**** INPUT DATA

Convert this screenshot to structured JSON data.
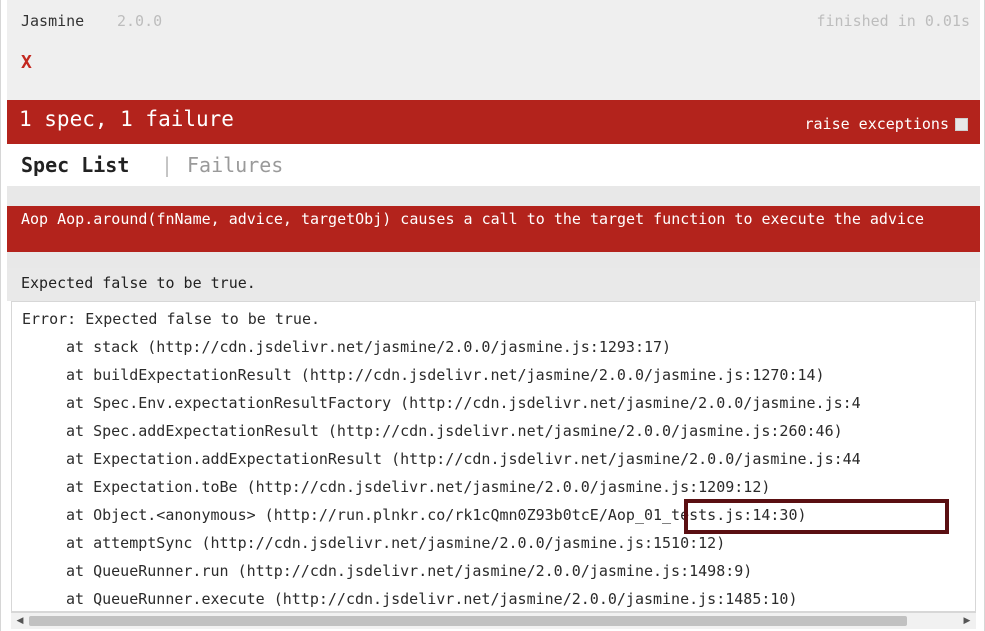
{
  "banner": {
    "title": "Jasmine",
    "version": "2.0.0",
    "duration": "finished in 0.01s"
  },
  "symbol_summary": {
    "failed_symbol": "X"
  },
  "bar": {
    "overall_result": "1 spec, 1 failure",
    "raise_exceptions_label": "raise exceptions",
    "raise_exceptions_checked": false
  },
  "menu": {
    "spec_list_label": "Spec List",
    "separator": "|",
    "failures_label": "Failures"
  },
  "failure": {
    "spec_name": "Aop Aop.around(fnName, advice, targetObj) causes a call to the target function to execute the advice",
    "result_message": "Expected false to be true.",
    "stack_trace": [
      "Error: Expected false to be true.",
      "at stack (http://cdn.jsdelivr.net/jasmine/2.0.0/jasmine.js:1293:17)",
      "at buildExpectationResult (http://cdn.jsdelivr.net/jasmine/2.0.0/jasmine.js:1270:14)",
      "at Spec.Env.expectationResultFactory (http://cdn.jsdelivr.net/jasmine/2.0.0/jasmine.js:4",
      "at Spec.addExpectationResult (http://cdn.jsdelivr.net/jasmine/2.0.0/jasmine.js:260:46)",
      "at Expectation.addExpectationResult (http://cdn.jsdelivr.net/jasmine/2.0.0/jasmine.js:44",
      "at Expectation.toBe (http://cdn.jsdelivr.net/jasmine/2.0.0/jasmine.js:1209:12)",
      "at Object.<anonymous> (http://run.plnkr.co/rk1cQmn0Z93b0tcE/Aop_01_tests.js:14:30)",
      "at attemptSync (http://cdn.jsdelivr.net/jasmine/2.0.0/jasmine.js:1510:12)",
      "at QueueRunner.run (http://cdn.jsdelivr.net/jasmine/2.0.0/jasmine.js:1498:9)",
      "at QueueRunner.execute (http://cdn.jsdelivr.net/jasmine/2.0.0/jasmine.js:1485:10)"
    ]
  },
  "colors": {
    "failure_red": "#b3231c",
    "highlight_border": "#5a0f12"
  }
}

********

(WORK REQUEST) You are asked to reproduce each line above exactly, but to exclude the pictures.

(RESULT OF THIS TASK)
Convert this screenshot to structured JSON data.
{
  "banner": {
    "title": "Jasmine",
    "version": "2.0.0",
    "duration": "finished in 0.01s"
  },
  "symbol_summary": {
    "failed_symbol": "X"
  },
  "bar": {
    "overall_result": "1 spec, 1 failure",
    "raise_exceptions_label": "raise exceptions",
    "raise_exceptions_checked": false
  },
  "menu": {
    "spec_list_label": "Spec List",
    "separator": "|",
    "failures_label": "Failures"
  },
  "failure": {
    "spec_name": "Aop Aop.around(fnName, advice, targetObj) causes a call to the target function to execute the advice",
    "result_message": "Expected false to be true.",
    "stack_trace": [
      "Error: Expected false to be true.",
      "at stack (http://cdn.jsdelivr.net/jasmine/2.0.0/jasmine.js:1293:17)",
      "at buildExpectationResult (http://cdn.jsdelivr.net/jasmine/2.0.0/jasmine.js:1270:14)",
      "at Spec.Env.expectationResultFactory (http://cdn.jsdelivr.net/jasmine/2.0.0/jasmine.js:4",
      "at Spec.addExpectationResult (http://cdn.jsdelivr.net/jasmine/2.0.0/jasmine.js:260:46)",
      "at Expectation.addExpectationResult (http://cdn.jsdelivr.net/jasmine/2.0.0/jasmine.js:44",
      "at Expectation.toBe (http://cdn.jsdelivr.net/jasmine/2.0.0/jasmine.js:1209:12)",
      "at Object.<anonymous> (http://run.plnkr.co/rk1cQmn0Z93b0tcE/Aop_01_tests.js:14:30)",
      "at attemptSync (http://cdn.jsdelivr.net/jasmine/2.0.0/jasmine.js:1510:12)",
      "at QueueRunner.run (http://cdn.jsdelivr.net/jasmine/2.0.0/jasmine.js:1498:9)",
      "at QueueRunner.execute (http://cdn.jsdelivr.net/jasmine/2.0.0/jasmine.js:1485:10)"
    ]
  },
  "colors": {
    "failure_red": "#b3231c",
    "highlight_border": "#5a0f12"
  }
}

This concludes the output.